**Task details:** Among the entries, find each line that includes the string "java" and list it.

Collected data
:::

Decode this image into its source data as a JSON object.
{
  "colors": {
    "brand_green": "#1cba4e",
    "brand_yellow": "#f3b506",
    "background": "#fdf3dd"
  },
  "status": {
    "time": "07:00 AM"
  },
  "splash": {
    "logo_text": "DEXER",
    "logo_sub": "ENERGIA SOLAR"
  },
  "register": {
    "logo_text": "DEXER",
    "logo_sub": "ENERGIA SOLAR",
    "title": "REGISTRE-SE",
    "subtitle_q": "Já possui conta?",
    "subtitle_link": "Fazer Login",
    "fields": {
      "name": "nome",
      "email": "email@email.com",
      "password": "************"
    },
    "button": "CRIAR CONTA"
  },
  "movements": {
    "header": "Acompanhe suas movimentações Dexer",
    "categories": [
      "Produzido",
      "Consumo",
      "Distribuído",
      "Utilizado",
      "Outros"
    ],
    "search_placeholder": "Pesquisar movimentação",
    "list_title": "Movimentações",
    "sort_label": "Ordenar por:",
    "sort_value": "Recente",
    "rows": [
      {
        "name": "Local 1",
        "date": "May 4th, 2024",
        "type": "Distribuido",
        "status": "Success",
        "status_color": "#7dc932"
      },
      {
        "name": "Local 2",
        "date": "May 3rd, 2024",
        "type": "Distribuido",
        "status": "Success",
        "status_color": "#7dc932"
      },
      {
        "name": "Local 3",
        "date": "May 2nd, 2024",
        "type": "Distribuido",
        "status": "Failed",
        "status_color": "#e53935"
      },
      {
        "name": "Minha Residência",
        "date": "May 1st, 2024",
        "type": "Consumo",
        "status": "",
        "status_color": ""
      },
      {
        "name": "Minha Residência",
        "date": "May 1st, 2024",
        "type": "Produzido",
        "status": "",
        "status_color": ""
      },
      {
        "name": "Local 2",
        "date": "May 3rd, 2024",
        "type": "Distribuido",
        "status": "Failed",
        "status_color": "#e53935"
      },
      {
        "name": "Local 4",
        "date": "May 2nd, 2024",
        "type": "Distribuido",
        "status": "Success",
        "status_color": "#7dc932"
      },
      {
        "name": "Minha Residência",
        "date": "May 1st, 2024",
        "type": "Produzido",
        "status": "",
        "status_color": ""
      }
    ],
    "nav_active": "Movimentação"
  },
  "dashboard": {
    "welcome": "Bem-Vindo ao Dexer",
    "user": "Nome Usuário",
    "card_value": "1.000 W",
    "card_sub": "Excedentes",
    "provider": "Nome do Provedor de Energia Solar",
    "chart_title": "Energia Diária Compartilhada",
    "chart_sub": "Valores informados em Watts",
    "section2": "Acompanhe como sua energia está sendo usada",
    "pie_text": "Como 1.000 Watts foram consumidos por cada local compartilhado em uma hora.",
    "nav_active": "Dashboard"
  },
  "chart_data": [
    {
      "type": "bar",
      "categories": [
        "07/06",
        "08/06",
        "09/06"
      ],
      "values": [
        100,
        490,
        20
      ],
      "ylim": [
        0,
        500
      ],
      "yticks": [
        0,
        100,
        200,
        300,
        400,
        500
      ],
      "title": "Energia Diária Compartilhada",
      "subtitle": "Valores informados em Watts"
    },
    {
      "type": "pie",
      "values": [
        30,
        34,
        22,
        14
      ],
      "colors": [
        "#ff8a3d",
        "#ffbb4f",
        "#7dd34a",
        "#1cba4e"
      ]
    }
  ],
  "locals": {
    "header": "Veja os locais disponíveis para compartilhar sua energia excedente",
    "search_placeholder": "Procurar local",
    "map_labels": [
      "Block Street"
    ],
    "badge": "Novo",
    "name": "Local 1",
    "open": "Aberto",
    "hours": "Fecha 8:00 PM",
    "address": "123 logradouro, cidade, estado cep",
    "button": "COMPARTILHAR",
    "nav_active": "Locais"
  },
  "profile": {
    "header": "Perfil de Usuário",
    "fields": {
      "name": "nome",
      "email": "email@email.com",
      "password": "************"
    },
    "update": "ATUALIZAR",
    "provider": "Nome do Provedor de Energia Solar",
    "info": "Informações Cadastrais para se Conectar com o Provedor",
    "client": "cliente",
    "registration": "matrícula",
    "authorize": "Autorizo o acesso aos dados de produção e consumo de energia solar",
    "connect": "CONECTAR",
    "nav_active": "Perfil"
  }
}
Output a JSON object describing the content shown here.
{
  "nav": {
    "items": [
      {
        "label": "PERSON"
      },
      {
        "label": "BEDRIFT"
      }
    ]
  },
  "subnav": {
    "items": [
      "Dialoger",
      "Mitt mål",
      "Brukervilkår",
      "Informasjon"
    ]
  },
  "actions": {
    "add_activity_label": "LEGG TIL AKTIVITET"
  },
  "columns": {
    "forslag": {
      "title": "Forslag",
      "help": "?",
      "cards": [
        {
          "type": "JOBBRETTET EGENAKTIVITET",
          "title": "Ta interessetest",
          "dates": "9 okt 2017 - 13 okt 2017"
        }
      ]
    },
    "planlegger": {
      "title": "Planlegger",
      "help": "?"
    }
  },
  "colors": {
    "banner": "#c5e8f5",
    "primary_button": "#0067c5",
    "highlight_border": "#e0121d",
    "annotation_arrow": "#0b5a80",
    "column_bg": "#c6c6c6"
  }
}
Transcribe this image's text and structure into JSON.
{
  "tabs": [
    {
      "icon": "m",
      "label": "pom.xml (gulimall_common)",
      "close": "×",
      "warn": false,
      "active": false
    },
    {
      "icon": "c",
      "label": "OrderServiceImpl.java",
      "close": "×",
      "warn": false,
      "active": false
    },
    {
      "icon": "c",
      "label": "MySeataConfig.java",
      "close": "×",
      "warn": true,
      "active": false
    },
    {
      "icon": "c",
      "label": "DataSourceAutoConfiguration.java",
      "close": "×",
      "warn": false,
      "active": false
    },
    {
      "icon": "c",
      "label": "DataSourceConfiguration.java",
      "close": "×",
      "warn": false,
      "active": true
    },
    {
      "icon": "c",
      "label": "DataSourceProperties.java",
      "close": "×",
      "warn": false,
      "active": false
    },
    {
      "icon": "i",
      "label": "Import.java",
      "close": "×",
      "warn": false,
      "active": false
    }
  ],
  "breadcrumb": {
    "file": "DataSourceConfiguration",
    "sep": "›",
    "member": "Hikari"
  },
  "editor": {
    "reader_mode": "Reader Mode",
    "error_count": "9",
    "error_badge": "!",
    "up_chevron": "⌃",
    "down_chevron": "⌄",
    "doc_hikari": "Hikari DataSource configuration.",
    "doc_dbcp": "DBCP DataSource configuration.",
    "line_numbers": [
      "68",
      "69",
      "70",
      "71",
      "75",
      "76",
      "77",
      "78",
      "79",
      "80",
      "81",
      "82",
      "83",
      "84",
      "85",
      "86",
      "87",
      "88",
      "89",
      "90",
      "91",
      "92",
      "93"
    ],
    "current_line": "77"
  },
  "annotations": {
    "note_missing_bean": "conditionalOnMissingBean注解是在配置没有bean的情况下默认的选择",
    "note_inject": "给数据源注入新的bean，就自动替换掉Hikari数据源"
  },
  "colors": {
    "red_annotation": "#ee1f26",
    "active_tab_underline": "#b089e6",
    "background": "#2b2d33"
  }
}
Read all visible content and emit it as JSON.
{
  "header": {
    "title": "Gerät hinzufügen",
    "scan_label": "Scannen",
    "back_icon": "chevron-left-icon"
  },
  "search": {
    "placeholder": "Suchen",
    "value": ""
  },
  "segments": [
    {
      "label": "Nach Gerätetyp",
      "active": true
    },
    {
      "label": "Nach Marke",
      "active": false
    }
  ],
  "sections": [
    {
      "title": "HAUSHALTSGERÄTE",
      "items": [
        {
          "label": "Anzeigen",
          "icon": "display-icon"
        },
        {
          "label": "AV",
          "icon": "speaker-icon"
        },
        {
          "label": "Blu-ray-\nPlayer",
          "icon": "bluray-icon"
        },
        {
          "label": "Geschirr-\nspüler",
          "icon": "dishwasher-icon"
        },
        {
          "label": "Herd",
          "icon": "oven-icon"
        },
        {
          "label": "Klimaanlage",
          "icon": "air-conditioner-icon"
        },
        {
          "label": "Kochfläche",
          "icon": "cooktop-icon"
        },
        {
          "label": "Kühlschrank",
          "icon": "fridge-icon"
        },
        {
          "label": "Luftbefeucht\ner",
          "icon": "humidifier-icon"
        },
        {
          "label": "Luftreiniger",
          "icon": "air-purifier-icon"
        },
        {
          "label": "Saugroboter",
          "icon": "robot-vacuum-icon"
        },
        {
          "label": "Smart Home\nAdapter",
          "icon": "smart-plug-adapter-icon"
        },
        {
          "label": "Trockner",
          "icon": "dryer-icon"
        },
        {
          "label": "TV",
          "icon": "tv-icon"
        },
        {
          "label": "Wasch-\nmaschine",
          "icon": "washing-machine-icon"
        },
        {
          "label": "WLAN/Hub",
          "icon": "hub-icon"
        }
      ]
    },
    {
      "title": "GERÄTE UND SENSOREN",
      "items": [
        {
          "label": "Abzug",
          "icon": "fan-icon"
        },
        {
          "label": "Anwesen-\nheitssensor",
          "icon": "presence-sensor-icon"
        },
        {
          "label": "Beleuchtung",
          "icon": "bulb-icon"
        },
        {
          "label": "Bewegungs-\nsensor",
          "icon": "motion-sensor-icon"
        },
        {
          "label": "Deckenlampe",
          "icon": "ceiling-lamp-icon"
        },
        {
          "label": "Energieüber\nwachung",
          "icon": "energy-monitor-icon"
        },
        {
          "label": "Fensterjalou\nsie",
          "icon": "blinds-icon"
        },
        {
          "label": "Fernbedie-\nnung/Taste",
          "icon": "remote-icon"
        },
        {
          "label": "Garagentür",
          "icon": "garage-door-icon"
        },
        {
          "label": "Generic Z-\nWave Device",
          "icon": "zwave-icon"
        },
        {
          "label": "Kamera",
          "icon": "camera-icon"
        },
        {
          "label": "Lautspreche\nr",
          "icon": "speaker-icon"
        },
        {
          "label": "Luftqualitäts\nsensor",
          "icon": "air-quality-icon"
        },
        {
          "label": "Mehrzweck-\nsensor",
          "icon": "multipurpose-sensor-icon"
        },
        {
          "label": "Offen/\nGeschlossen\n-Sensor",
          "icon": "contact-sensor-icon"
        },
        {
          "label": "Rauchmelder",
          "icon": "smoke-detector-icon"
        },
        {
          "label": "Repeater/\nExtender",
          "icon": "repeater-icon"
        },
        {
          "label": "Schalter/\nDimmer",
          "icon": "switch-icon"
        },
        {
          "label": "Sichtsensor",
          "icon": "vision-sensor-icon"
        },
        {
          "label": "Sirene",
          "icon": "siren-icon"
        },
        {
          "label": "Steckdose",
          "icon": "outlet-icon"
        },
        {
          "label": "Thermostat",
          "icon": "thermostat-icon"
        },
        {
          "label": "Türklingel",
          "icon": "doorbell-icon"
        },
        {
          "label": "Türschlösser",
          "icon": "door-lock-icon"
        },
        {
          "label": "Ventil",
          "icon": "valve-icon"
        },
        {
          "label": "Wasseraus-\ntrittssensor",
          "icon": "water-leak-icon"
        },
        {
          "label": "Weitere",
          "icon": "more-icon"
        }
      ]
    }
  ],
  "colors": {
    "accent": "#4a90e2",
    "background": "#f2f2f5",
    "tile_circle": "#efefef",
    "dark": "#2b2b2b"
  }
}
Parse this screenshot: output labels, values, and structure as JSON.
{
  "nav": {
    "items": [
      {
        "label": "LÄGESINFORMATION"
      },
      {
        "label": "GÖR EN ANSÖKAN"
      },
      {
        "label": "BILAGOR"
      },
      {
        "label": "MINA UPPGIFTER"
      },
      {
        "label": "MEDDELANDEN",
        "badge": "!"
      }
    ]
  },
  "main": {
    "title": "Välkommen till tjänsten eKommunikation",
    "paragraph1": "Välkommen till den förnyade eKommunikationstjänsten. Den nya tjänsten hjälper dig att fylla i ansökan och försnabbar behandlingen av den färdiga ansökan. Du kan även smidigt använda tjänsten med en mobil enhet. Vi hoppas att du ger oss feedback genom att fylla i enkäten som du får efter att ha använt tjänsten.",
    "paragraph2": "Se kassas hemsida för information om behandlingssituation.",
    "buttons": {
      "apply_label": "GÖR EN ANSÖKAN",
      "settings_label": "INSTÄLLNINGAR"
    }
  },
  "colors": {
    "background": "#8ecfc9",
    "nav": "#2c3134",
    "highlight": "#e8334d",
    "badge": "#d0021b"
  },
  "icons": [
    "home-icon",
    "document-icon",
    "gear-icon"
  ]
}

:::

**Completed exercise:**
      "label": "OrderServiceImpl.java",
      "label": "MySeataConfig.java",
      "label": "DataSourceAutoConfiguration.java",
      "label": "DataSourceConfiguration.java",
      "label": "DataSourceProperties.java",
      "label": "Import.java",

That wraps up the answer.